A couple of crew members shoot the bull at the Cass depot after a long day on the road. Photographed during Railfan Weekend 2015, sponsored by the Mountain State Railroad & Logging Historical Ass... (more)
Cass Scenic Shay 4 and Western Maryland Shay 6 pose at the Cass depot during Railfan Weekend 2015, sponsored by the Mountain State Railroad & Logging Historical Association.
Cass No. 4 poses alongside the water tower during Railfan Weekend 2015, sponsored by the Mountain State Railroad & Logging Historical Association.
Miller Time...... After dropping his photo freight on a siding adjacent to the depot, long-time Cass Engineer, Dirk Caloccia takes his 70-ton Shay #4 back to the shops, where she'll join 3 ... (more)
Saturday of the 1981 Cass railfan weekend found Bald Knob mountain encased in patchy fog, with the scenic view from the summit being all of about fifty feet. On the way up, doubleheaded Shays 4 an... (more)
Coal smoke fills the air as Shay 4 pauses with a short freight train at Spruce.
Work extra to Spruce.
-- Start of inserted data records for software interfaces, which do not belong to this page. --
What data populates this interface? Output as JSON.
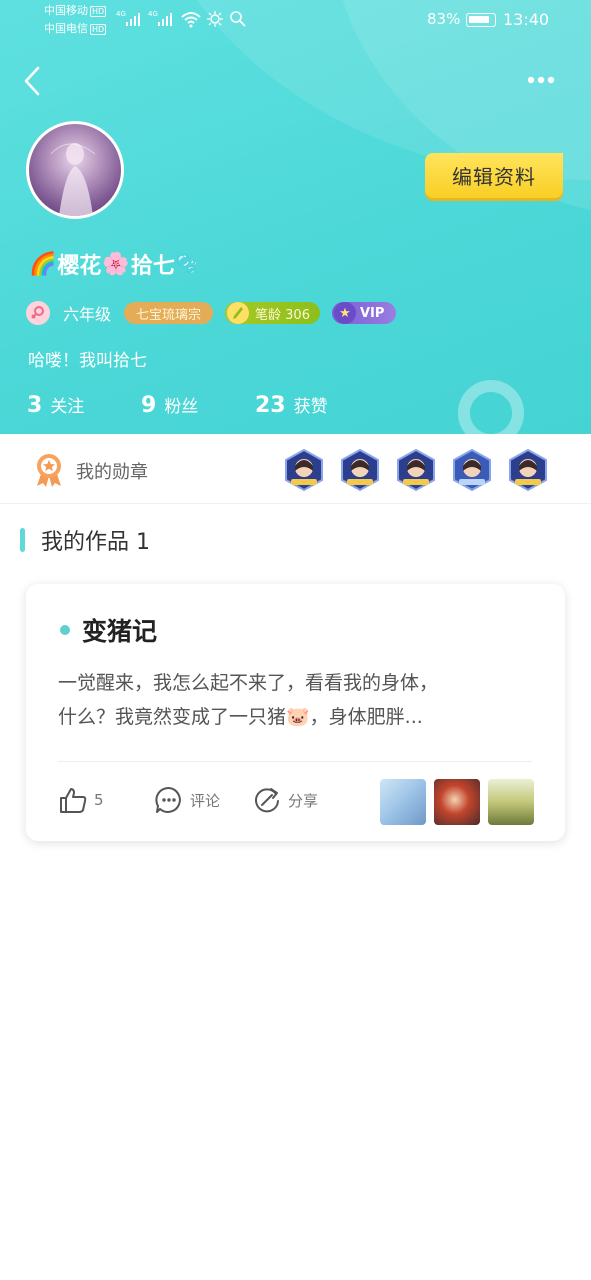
{
  "status_bar": {
    "carrier1": "中国移动",
    "carrier2": "中国电信",
    "hd": "HD",
    "network": "4G",
    "battery": "83%",
    "time": "13:40"
  },
  "profile": {
    "name": "樱花",
    "name_suffix": "拾七",
    "emoji_rainbow": "🌈",
    "emoji_blossom": "🌸",
    "emoji_bubble": "🫧",
    "edit_button": "编辑资料",
    "grade": "六年级",
    "sect_badge": "七宝琉璃宗",
    "pen_age": "笔龄 306",
    "vip": "VIP",
    "bio": "哈喽！我叫拾七"
  },
  "stats": [
    {
      "num": "3",
      "label": "关注"
    },
    {
      "num": "9",
      "label": "粉丝"
    },
    {
      "num": "23",
      "label": "获赞"
    }
  ],
  "medals": {
    "label": "我的勋章",
    "count": 5
  },
  "works": {
    "title": "我的作品 1",
    "items": [
      {
        "title": "变猪记",
        "excerpt_line1": "一觉醒来，我怎么起不来了，看看我的身体，",
        "excerpt_line2": "什么？我竟然变成了一只猪🐷，身体肥胖...",
        "likes": "5",
        "comment_label": "评论",
        "share_label": "分享"
      }
    ]
  },
  "colors": {
    "header_bg": "#4dd8d8",
    "edit_button_bg": "#f9cf26",
    "accent": "#5fcfcf"
  }
}
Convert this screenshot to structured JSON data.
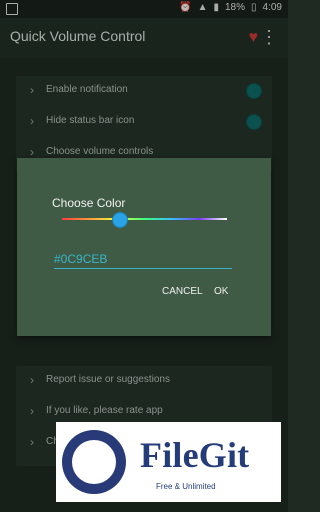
{
  "status_bar": {
    "battery": "18%",
    "time": "4:09"
  },
  "app_bar": {
    "title": "Quick Volume Control"
  },
  "settings": {
    "items": [
      {
        "label": "Enable notification"
      },
      {
        "label": "Hide status bar icon"
      },
      {
        "label": "Choose volume controls"
      },
      {
        "label": "Report issue or suggestions"
      },
      {
        "label": "If you like, please rate app"
      },
      {
        "label": "Ch"
      }
    ]
  },
  "dialog": {
    "title": "Choose Color",
    "hex_value": "#0C9CEB",
    "cancel_label": "CANCEL",
    "ok_label": "OK"
  },
  "watermark": {
    "brand": "FileGit",
    "tagline": "Free & Unlimited"
  },
  "colors": {
    "accent": "#0C9CEB",
    "dialog_bg": "#3F5B45",
    "teal": "#39B5C7"
  }
}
The 70-ton Lima Shay #4 heads north on the main line with a short work train destined for Spruce. This location is known as "Old Spruce" and is the junction... (more)
Where rod engines dare not tread. Demonstrating a feat that no rod engine can perform, the former Mower Lumber Company Shay #4 accelerates her work train away from a water stop at Oats Cree... (more)
One of the frequent questions you hear at Cass is "What's your favorite Shay?" Most folks will say Western Maryland 6 (it's the biggest) or Cass No. 5 (it's the oldest). Mine? The oft... (more)